Data entries:
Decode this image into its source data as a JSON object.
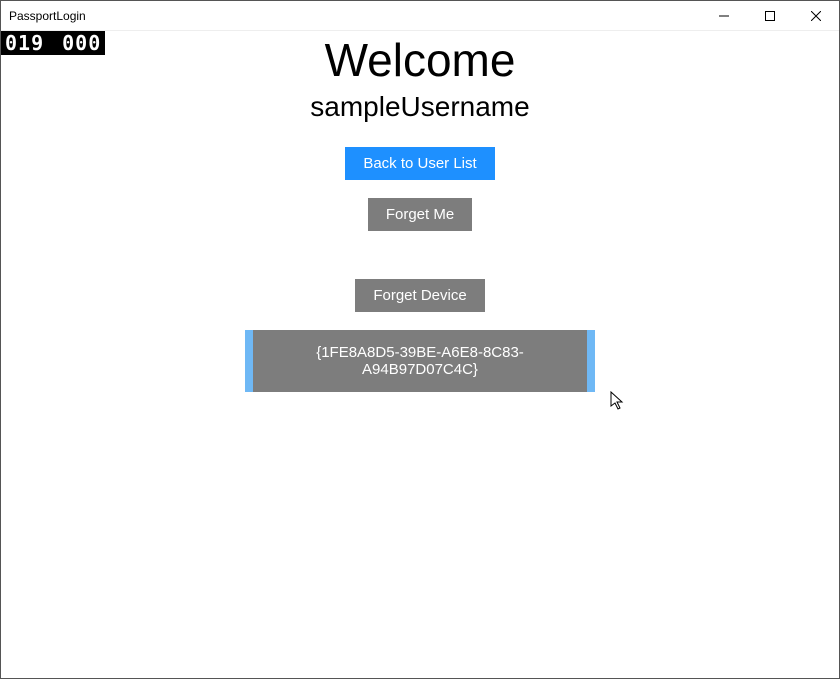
{
  "window": {
    "title": "PassportLogin"
  },
  "fps": {
    "left": "019",
    "right": "000"
  },
  "heading": "Welcome",
  "username": "sampleUsername",
  "buttons": {
    "back": "Back to User List",
    "forgetMe": "Forget Me",
    "forgetDevice": "Forget Device"
  },
  "devices": {
    "item0": "{1FE8A8D5-39BE-A6E8-8C83-A94B97D07C4C}"
  }
}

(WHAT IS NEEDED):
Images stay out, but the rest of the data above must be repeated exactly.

(ANSWER TO THIS TASK):
Decode this image into its source data as a JSON object.
{
  "window": {
    "title": "PassportLogin"
  },
  "fps": {
    "left": "019",
    "right": "000"
  },
  "heading": "Welcome",
  "username": "sampleUsername",
  "buttons": {
    "back": "Back to User List",
    "forgetMe": "Forget Me",
    "forgetDevice": "Forget Device"
  },
  "devices": {
    "item0": "{1FE8A8D5-39BE-A6E8-8C83-A94B97D07C4C}"
  }
}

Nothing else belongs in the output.